* _Exercise_: Leave out the pictures. Return every record otherwise untouched.

Excerpts from an interface dataset
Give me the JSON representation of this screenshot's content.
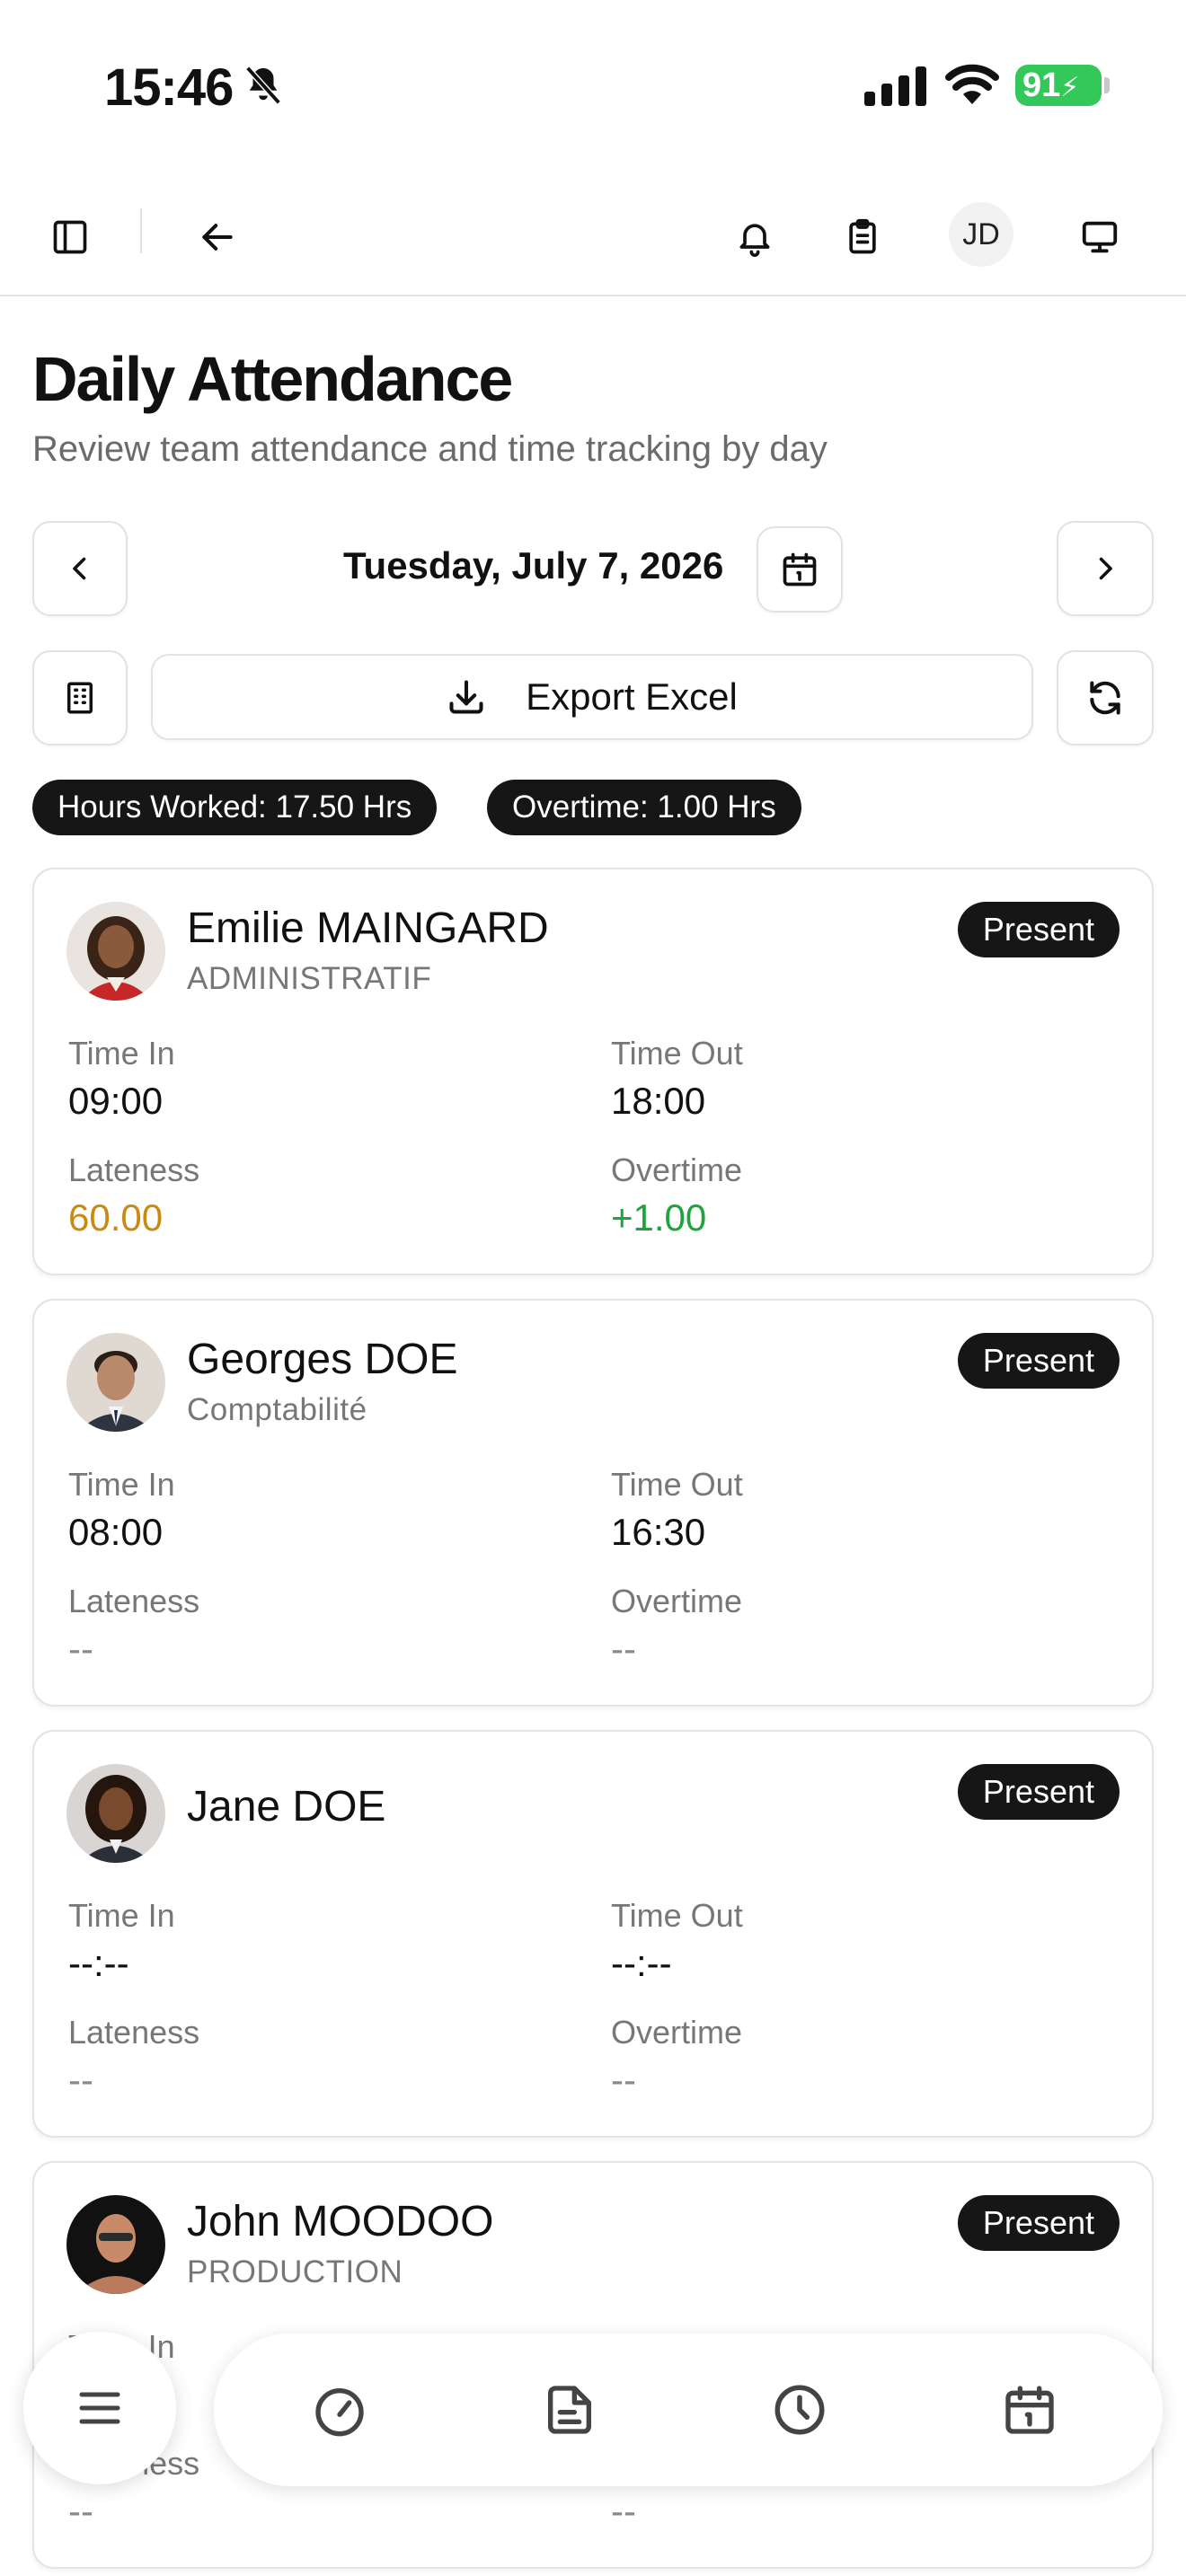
{
  "status_bar": {
    "time": "15:46",
    "battery": "91"
  },
  "header": {
    "user_initials": "JD"
  },
  "page": {
    "title": "Daily Attendance",
    "subtitle": "Review team attendance and time tracking by day",
    "date": "Tuesday, July 7, 2026",
    "export_label": "Export Excel"
  },
  "summary": {
    "hours_worked": "Hours Worked: 17.50 Hrs",
    "overtime": "Overtime: 1.00 Hrs"
  },
  "labels": {
    "time_in": "Time In",
    "time_out": "Time Out",
    "lateness": "Lateness",
    "overtime": "Overtime"
  },
  "employees": [
    {
      "name": "Emilie MAINGARD",
      "department": "ADMINISTRATIF",
      "status": "Present",
      "time_in": "09:00",
      "time_out": "18:00",
      "lateness": "60.00",
      "overtime": "+1.00"
    },
    {
      "name": "Georges DOE",
      "department": "Comptabilité",
      "status": "Present",
      "time_in": "08:00",
      "time_out": "16:30",
      "lateness": "--",
      "overtime": "--"
    },
    {
      "name": "Jane DOE",
      "department": "",
      "status": "Present",
      "time_in": "--:--",
      "time_out": "--:--",
      "lateness": "--",
      "overtime": "--"
    },
    {
      "name": "John MOODOO",
      "department": "PRODUCTION",
      "status": "Present",
      "time_in": "",
      "time_out": "",
      "lateness": "--",
      "overtime": "--"
    }
  ],
  "colors": {
    "accent_dark": "#161616",
    "lateness": "#c98a12",
    "overtime": "#1ea33f",
    "battery": "#34c759"
  },
  "icons": {
    "topbar": [
      "sidebar-toggle-icon",
      "arrow-left-icon",
      "bell-icon",
      "clipboard-icon",
      "monitor-icon"
    ],
    "bottom_nav": [
      "menu-icon",
      "gauge-icon",
      "document-icon",
      "clock-icon",
      "calendar-icon"
    ]
  }
}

* _Result for this exercise_:
Give me the JSON representation of this screenshot's content.
{
  "status_bar": {
    "time": "15:46",
    "battery": "91"
  },
  "header": {
    "user_initials": "JD"
  },
  "page": {
    "title": "Daily Attendance",
    "subtitle": "Review team attendance and time tracking by day",
    "date": "Tuesday, July 7, 2026",
    "export_label": "Export Excel"
  },
  "summary": {
    "hours_worked": "Hours Worked: 17.50 Hrs",
    "overtime": "Overtime: 1.00 Hrs"
  },
  "labels": {
    "time_in": "Time In",
    "time_out": "Time Out",
    "lateness": "Lateness",
    "overtime": "Overtime"
  },
  "employees": [
    {
      "name": "Emilie MAINGARD",
      "department": "ADMINISTRATIF",
      "status": "Present",
      "time_in": "09:00",
      "time_out": "18:00",
      "lateness": "60.00",
      "overtime": "+1.00"
    },
    {
      "name": "Georges DOE",
      "department": "Comptabilité",
      "status": "Present",
      "time_in": "08:00",
      "time_out": "16:30",
      "lateness": "--",
      "overtime": "--"
    },
    {
      "name": "Jane DOE",
      "department": "",
      "status": "Present",
      "time_in": "--:--",
      "time_out": "--:--",
      "lateness": "--",
      "overtime": "--"
    },
    {
      "name": "John MOODOO",
      "department": "PRODUCTION",
      "status": "Present",
      "time_in": "",
      "time_out": "",
      "lateness": "--",
      "overtime": "--"
    }
  ],
  "colors": {
    "accent_dark": "#161616",
    "lateness": "#c98a12",
    "overtime": "#1ea33f",
    "battery": "#34c759"
  },
  "icons": {
    "topbar": [
      "sidebar-toggle-icon",
      "arrow-left-icon",
      "bell-icon",
      "clipboard-icon",
      "monitor-icon"
    ],
    "bottom_nav": [
      "menu-icon",
      "gauge-icon",
      "document-icon",
      "clock-icon",
      "calendar-icon"
    ]
  }
}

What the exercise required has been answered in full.